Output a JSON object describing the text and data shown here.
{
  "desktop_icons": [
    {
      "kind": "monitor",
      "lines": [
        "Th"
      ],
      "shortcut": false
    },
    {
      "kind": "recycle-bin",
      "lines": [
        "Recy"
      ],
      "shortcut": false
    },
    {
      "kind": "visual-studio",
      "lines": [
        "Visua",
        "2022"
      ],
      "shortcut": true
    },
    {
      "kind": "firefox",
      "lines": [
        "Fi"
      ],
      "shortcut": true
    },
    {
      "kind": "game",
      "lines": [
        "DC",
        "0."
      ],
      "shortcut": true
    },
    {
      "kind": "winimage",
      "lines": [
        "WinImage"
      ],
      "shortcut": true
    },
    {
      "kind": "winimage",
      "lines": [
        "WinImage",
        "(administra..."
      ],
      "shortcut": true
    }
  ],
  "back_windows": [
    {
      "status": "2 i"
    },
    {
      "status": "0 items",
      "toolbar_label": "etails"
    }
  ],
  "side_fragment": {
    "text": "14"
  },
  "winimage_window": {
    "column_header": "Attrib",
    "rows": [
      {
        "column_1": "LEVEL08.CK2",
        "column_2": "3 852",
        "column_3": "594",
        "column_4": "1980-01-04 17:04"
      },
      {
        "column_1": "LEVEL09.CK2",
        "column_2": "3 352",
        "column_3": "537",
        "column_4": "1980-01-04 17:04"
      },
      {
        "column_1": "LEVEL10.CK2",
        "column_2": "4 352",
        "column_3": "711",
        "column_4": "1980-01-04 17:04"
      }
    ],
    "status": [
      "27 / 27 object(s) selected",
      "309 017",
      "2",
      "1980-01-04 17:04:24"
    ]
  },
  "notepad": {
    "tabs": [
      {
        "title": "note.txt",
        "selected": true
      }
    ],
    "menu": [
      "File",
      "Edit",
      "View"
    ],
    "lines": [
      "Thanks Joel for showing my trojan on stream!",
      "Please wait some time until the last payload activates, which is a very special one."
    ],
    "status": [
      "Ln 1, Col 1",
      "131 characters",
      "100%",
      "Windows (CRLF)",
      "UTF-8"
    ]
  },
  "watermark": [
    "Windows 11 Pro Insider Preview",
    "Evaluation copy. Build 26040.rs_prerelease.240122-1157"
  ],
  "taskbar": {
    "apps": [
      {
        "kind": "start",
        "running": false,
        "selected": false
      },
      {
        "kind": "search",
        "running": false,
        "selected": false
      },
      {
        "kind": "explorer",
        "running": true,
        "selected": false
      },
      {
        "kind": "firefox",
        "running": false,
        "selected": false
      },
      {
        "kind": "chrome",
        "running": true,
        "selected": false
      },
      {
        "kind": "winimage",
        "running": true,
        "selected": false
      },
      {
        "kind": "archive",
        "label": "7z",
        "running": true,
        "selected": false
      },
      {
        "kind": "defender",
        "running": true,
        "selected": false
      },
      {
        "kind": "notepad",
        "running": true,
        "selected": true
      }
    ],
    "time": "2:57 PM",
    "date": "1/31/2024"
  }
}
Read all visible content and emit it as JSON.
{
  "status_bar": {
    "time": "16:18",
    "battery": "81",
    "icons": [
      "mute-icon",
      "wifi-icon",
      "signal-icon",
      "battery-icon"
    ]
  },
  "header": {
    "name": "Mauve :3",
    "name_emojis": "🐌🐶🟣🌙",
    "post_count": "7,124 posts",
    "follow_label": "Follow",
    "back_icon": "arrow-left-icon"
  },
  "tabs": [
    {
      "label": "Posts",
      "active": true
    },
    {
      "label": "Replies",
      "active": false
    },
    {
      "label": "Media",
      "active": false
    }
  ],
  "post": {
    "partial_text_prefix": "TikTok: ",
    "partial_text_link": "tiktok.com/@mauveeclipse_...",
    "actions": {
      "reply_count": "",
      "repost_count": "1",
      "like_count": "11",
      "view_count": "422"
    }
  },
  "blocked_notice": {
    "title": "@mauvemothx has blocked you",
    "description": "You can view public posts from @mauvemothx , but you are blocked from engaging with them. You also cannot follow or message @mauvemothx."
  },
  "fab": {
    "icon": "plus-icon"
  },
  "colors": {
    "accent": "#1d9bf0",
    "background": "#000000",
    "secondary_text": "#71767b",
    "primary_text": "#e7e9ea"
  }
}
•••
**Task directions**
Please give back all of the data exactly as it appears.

**Result of this exercise**
Output a JSON object describing the text and data shown here.
{
  "desktop_icons": [
    {
      "kind": "monitor",
      "lines": [
        "Th"
      ],
      "shortcut": false
    },
    {
      "kind": "recycle-bin",
      "lines": [
        "Recy"
      ],
      "shortcut": false
    },
    {
      "kind": "visual-studio",
      "lines": [
        "Visua",
        "2022"
      ],
      "shortcut": true
    },
    {
      "kind": "firefox",
      "lines": [
        "Fi"
      ],
      "shortcut": true
    },
    {
      "kind": "game",
      "lines": [
        "DC",
        "0."
      ],
      "shortcut": true
    },
    {
      "kind": "winimage",
      "lines": [
        "WinImage"
      ],
      "shortcut": true
    },
    {
      "kind": "winimage",
      "lines": [
        "WinImage",
        "(administra..."
      ],
      "shortcut": true
    }
  ],
  "back_windows": [
    {
      "status": "2 i"
    },
    {
      "status": "0 items",
      "toolbar_label": "etails"
    }
  ],
  "side_fragment": {
    "text": "14"
  },
  "winimage_window": {
    "column_header": "Attrib",
    "rows": [
      {
        "column_1": "LEVEL08.CK2",
        "column_2": "3 852",
        "column_3": "594",
        "column_4": "1980-01-04 17:04"
      },
      {
        "column_1": "LEVEL09.CK2",
        "column_2": "3 352",
        "column_3": "537",
        "column_4": "1980-01-04 17:04"
      },
      {
        "column_1": "LEVEL10.CK2",
        "column_2": "4 352",
        "column_3": "711",
        "column_4": "1980-01-04 17:04"
      }
    ],
    "status": [
      "27 / 27 object(s) selected",
      "309 017",
      "2",
      "1980-01-04 17:04:24"
    ]
  },
  "notepad": {
    "tabs": [
      {
        "title": "note.txt",
        "selected": true
      }
    ],
    "menu": [
      "File",
      "Edit",
      "View"
    ],
    "lines": [
      "Thanks Joel for showing my trojan on stream!",
      "Please wait some time until the last payload activates, which is a very special one."
    ],
    "status": [
      "Ln 1, Col 1",
      "131 characters",
      "100%",
      "Windows (CRLF)",
      "UTF-8"
    ]
  },
  "watermark": [
    "Windows 11 Pro Insider Preview",
    "Evaluation copy. Build 26040.rs_prerelease.240122-1157"
  ],
  "taskbar": {
    "apps": [
      {
        "kind": "start",
        "running": false,
        "selected": false
      },
      {
        "kind": "search",
        "running": false,
        "selected": false
      },
      {
        "kind": "explorer",
        "running": true,
        "selected": false
      },
      {
        "kind": "firefox",
        "running": false,
        "selected": false
      },
      {
        "kind": "chrome",
        "running": true,
        "selected": false
      },
      {
        "kind": "winimage",
        "running": true,
        "selected": false
      },
      {
        "kind": "archive",
        "label": "7z",
        "running": true,
        "selected": false
      },
      {
        "kind": "defender",
        "running": true,
        "selected": false
      },
      {
        "kind": "notepad",
        "running": true,
        "selected": true
      }
    ],
    "time": "2:57 PM",
    "date": "1/31/2024"
  }
}
Read all visible content and emit it as JSON.
{
  "status_bar": {
    "time": "16:18",
    "battery": "81",
    "icons": [
      "mute-icon",
      "wifi-icon",
      "signal-icon",
      "battery-icon"
    ]
  },
  "header": {
    "name": "Mauve :3",
    "name_emojis": "🐌🐶🟣🌙",
    "post_count": "7,124 posts",
    "follow_label": "Follow",
    "back_icon": "arrow-left-icon"
  },
  "tabs": [
    {
      "label": "Posts",
      "active": true
    },
    {
      "label": "Replies",
      "active": false
    },
    {
      "label": "Media",
      "active": false
    }
  ],
  "post": {
    "partial_text_prefix": "TikTok: ",
    "partial_text_link": "tiktok.com/@mauveeclipse_...",
    "actions": {
      "reply_count": "",
      "repost_count": "1",
      "like_count": "11",
      "view_count": "422"
    }
  },
  "blocked_notice": {
    "title": "@mauvemothx has blocked you",
    "description": "You can view public posts from @mauvemothx , but you are blocked from engaging with them. You also cannot follow or message @mauvemothx."
  },
  "fab": {
    "icon": "plus-icon"
  },
  "colors": {
    "accent": "#1d9bf0",
    "background": "#000000",
    "secondary_text": "#71767b",
    "primary_text": "#e7e9ea"
  }
}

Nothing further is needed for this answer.